» **WHAT TO WORK ON**
Output the entries below so that they read exactly as they do now.

» **SUPPLIED RECORDS**
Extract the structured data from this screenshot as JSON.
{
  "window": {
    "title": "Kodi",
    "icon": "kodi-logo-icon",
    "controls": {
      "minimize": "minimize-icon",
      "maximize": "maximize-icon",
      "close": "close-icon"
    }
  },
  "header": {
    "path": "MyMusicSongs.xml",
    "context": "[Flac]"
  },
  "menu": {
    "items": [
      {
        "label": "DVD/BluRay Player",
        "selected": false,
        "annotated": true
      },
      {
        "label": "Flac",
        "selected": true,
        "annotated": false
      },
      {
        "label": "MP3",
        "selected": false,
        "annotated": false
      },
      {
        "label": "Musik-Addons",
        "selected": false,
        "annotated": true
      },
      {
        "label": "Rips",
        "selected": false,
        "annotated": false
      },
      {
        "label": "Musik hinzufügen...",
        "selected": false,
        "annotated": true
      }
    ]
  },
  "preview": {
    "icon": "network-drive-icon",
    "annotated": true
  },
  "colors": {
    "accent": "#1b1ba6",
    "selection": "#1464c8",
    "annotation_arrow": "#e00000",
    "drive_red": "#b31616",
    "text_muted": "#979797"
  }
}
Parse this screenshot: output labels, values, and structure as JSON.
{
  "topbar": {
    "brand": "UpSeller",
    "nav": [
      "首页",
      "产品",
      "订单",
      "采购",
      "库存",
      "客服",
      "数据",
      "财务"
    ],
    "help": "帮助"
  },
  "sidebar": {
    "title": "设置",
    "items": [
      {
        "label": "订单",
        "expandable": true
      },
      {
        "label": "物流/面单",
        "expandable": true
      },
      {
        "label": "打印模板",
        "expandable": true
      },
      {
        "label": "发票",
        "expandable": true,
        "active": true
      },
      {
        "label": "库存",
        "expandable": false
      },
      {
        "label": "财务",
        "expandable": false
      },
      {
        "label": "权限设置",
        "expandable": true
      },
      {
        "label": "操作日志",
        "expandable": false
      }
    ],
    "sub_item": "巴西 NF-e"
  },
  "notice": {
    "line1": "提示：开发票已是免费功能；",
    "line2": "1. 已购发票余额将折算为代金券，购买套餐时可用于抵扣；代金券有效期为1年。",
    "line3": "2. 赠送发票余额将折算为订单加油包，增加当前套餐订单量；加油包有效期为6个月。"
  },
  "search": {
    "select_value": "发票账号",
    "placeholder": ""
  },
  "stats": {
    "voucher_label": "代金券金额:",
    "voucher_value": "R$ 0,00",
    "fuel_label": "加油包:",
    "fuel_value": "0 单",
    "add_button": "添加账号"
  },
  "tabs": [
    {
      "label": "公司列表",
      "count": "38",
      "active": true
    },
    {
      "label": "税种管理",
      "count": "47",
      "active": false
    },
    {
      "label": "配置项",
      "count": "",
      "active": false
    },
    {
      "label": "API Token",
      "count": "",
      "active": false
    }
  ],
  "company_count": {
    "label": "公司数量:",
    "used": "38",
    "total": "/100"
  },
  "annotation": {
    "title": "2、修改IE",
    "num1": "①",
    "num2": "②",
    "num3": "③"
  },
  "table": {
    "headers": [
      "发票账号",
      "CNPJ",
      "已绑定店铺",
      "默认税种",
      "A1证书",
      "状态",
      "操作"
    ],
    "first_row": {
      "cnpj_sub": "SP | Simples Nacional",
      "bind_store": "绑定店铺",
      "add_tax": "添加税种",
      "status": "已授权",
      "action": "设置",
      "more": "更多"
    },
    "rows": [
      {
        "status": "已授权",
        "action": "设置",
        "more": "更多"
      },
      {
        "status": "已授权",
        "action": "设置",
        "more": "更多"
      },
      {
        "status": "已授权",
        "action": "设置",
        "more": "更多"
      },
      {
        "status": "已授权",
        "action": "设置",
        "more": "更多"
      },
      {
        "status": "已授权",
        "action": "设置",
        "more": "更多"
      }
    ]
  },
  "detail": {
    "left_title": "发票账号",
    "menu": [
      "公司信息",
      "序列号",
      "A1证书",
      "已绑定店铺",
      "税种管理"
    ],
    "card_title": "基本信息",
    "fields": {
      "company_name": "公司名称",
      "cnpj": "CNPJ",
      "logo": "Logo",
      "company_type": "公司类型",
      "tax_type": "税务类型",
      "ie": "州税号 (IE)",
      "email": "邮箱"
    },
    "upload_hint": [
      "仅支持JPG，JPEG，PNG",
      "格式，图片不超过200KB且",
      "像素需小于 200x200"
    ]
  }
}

» **SOLVED PROBLEM**
Extract the structured data from this screenshot as JSON.
{
  "window": {
    "title": "Kodi",
    "icon": "kodi-logo-icon",
    "controls": {
      "minimize": "minimize-icon",
      "maximize": "maximize-icon",
      "close": "close-icon"
    }
  },
  "header": {
    "path": "MyMusicSongs.xml",
    "context": "[Flac]"
  },
  "menu": {
    "items": [
      {
        "label": "DVD/BluRay Player",
        "selected": false,
        "annotated": true
      },
      {
        "label": "Flac",
        "selected": true,
        "annotated": false
      },
      {
        "label": "MP3",
        "selected": false,
        "annotated": false
      },
      {
        "label": "Musik-Addons",
        "selected": false,
        "annotated": true
      },
      {
        "label": "Rips",
        "selected": false,
        "annotated": false
      },
      {
        "label": "Musik hinzufügen...",
        "selected": false,
        "annotated": true
      }
    ]
  },
  "preview": {
    "icon": "network-drive-icon",
    "annotated": true
  },
  "colors": {
    "accent": "#1b1ba6",
    "selection": "#1464c8",
    "annotation_arrow": "#e00000",
    "drive_red": "#b31616",
    "text_muted": "#979797"
  }
}
Parse this screenshot: output labels, values, and structure as JSON.
{
  "topbar": {
    "brand": "UpSeller",
    "nav": [
      "首页",
      "产品",
      "订单",
      "采购",
      "库存",
      "客服",
      "数据",
      "财务"
    ],
    "help": "帮助"
  },
  "sidebar": {
    "title": "设置",
    "items": [
      {
        "label": "订单",
        "expandable": true
      },
      {
        "label": "物流/面单",
        "expandable": true
      },
      {
        "label": "打印模板",
        "expandable": true
      },
      {
        "label": "发票",
        "expandable": true,
        "active": true
      },
      {
        "label": "库存",
        "expandable": false
      },
      {
        "label": "财务",
        "expandable": false
      },
      {
        "label": "权限设置",
        "expandable": true
      },
      {
        "label": "操作日志",
        "expandable": false
      }
    ],
    "sub_item": "巴西 NF-e"
  },
  "notice": {
    "line1": "提示：开发票已是免费功能；",
    "line2": "1. 已购发票余额将折算为代金券，购买套餐时可用于抵扣；代金券有效期为1年。",
    "line3": "2. 赠送发票余额将折算为订单加油包，增加当前套餐订单量；加油包有效期为6个月。"
  },
  "search": {
    "select_value": "发票账号",
    "placeholder": ""
  },
  "stats": {
    "voucher_label": "代金券金额:",
    "voucher_value": "R$ 0,00",
    "fuel_label": "加油包:",
    "fuel_value": "0 单",
    "add_button": "添加账号"
  },
  "tabs": [
    {
      "label": "公司列表",
      "count": "38",
      "active": true
    },
    {
      "label": "税种管理",
      "count": "47",
      "active": false
    },
    {
      "label": "配置项",
      "count": "",
      "active": false
    },
    {
      "label": "API Token",
      "count": "",
      "active": false
    }
  ],
  "company_count": {
    "label": "公司数量:",
    "used": "38",
    "total": "/100"
  },
  "annotation": {
    "title": "2、修改IE",
    "num1": "①",
    "num2": "②",
    "num3": "③"
  },
  "table": {
    "headers": [
      "发票账号",
      "CNPJ",
      "已绑定店铺",
      "默认税种",
      "A1证书",
      "状态",
      "操作"
    ],
    "first_row": {
      "cnpj_sub": "SP | Simples Nacional",
      "bind_store": "绑定店铺",
      "add_tax": "添加税种",
      "status": "已授权",
      "action": "设置",
      "more": "更多"
    },
    "rows": [
      {
        "status": "已授权",
        "action": "设置",
        "more": "更多"
      },
      {
        "status": "已授权",
        "action": "设置",
        "more": "更多"
      },
      {
        "status": "已授权",
        "action": "设置",
        "more": "更多"
      },
      {
        "status": "已授权",
        "action": "设置",
        "more": "更多"
      },
      {
        "status": "已授权",
        "action": "设置",
        "more": "更多"
      }
    ]
  },
  "detail": {
    "left_title": "发票账号",
    "menu": [
      "公司信息",
      "序列号",
      "A1证书",
      "已绑定店铺",
      "税种管理"
    ],
    "card_title": "基本信息",
    "fields": {
      "company_name": "公司名称",
      "cnpj": "CNPJ",
      "logo": "Logo",
      "company_type": "公司类型",
      "tax_type": "税务类型",
      "ie": "州税号 (IE)",
      "email": "邮箱"
    },
    "upload_hint": [
      "仅支持JPG，JPEG，PNG",
      "格式，图片不超过200KB且",
      "像素需小于 200x200"
    ]
  }
}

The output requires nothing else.